THE HOUSE OF LIVE PHISH
It’s back for Festival 8 with a nice twist. Get out of the heat, the House Of Live Phish will be air conditioned! Think you can do a better job mixing Phish? The House will feature mix-your-own-track stations complete with skilled instructors from ProMedia, and you’ll be able to re-mix tracks from this Summer’s Tour while drinking a Shasta (Wait, scratch that last part — Shasta’s just pulled out). Final tracks will be uploaded to a blog atlivephish.comfor everyone’s listening pleasure.
Also, everyone who visits the House of Live Phish will receive a free card redeemable for a Live Phish Summer 09 Sampler. Download and burn your own sampler onto CD using a Mac from our buddies at Small Dog Electronics in Vermont, or just enjoy listening to any of the songs at LivePhish.com on a Sonos listening station.
We’re also making each show from the weekend available on slotMusic micro SD cards, so that you can grab them on your way out of the concert field and listen back right away. Each card comes with a USB sleeve ensuring interoperability with all computers as well a microSD-enabled mobile phones and MP3 players. Listen to the concert on your way back to your campsite (you will never not be listening to Phish. Get used to it). Stop by the Phish Dry Goods tent for more details.
Letting fans remix their shows and uploading them to a site so that others can listen in? Cool!
Providing a kiosk where fans can download their favorite tracks from the tour and take them home on a CD? Nice!
Liked the show? Grab a microSD of the show on your way home. Priceless!
I’m a big believer in hacking together a working prototype to demonstrate product ideas. Powerpoint mocks basically put a shiny gloss on a paper sketch and because it’s not real, generate endless debate where no one is really speaking on authority because the product doesn’t exist.
Once you have a prototype the debate becomes substantive. Prototypes trump PowerPoint every time. Building a quick prototype is a way of sketching an idea – the emphasis should be on quick on dirty – get the pieces working with real data to see how things move, that’s it. Expect reactions and expect that you’ll need to tear it apart and redo things, that’s ok – expect that people might hate it and you’ll throw it away. Because of that, don’t invest too much time or ego into your prototype either, it will change, guaranteed. In this sense, churn is good.
This is why I really enjoyed Paul Buchheit’s post Communicating with Code where he writes about how both GMail and AdSense came together.
Of course none of the code from my prototype ever made it near the real product (thankfully), but that code did something that fancy arguments couldn’t do (at least not my fancy arguments), it showed that the idea and product had real potential.

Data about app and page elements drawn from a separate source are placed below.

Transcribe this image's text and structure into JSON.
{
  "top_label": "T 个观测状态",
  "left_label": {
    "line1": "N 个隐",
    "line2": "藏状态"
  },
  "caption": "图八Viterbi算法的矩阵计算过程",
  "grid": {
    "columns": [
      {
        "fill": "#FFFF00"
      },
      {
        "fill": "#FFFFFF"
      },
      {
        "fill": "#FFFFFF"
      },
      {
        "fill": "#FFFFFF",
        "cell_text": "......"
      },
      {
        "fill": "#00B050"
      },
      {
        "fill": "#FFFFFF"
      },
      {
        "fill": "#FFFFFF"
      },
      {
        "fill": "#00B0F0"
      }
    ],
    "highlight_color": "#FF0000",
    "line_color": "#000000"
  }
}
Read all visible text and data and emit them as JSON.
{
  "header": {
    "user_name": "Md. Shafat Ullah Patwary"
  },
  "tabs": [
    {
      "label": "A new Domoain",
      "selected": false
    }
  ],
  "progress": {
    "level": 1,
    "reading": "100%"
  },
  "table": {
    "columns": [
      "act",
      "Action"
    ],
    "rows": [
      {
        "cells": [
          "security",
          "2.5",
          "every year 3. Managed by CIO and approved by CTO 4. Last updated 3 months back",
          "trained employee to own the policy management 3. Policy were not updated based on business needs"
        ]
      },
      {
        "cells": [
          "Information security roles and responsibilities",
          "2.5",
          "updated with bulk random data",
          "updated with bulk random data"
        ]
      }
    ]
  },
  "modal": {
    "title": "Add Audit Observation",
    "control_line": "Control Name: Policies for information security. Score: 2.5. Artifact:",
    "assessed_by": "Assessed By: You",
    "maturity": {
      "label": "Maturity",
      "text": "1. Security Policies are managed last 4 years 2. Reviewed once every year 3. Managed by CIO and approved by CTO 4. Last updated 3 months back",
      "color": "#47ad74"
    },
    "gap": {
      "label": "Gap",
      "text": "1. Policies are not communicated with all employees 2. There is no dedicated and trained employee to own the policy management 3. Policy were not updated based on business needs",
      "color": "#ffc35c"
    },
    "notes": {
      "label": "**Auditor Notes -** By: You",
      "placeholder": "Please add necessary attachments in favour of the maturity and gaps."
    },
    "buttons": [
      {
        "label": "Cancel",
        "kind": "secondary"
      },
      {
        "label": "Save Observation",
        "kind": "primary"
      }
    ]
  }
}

The point of this story, I think, is that you should consider spending less time talking, and more time prototyping, especially if you’re not very good at talking or powerpoint. Your code can be a very persuasive argument.
GMail & AdSense were born from working prototypes, not PowerPoint. Whenever possible, try and avoid PowerPoint for product design, unless it’s for art.
I used to read Popular Mechanics magazine back in elementary school and would read about all the cool inventions (Robotic Surgeons!DIY Jet-powered Go Kart!) and it got me in trouble more than a few times because what I learned there was not part of the 3rd grade curriculum.
I still remember a test where we were supposed to list future sources of energy. Instead of solar I put “waves” instead and got dinged on my score. I remember protesting, assuming my teacher surely had read the cover piece in that month’s Popular Mechanics. Back then I assumed, for some weird reason all teachers read and knew everything. No dice, the red mark stayed.
Today I read that what I read about back then is actually reality with a Finnish company that has announced a contract to build a working prototype off the coast of Portugal.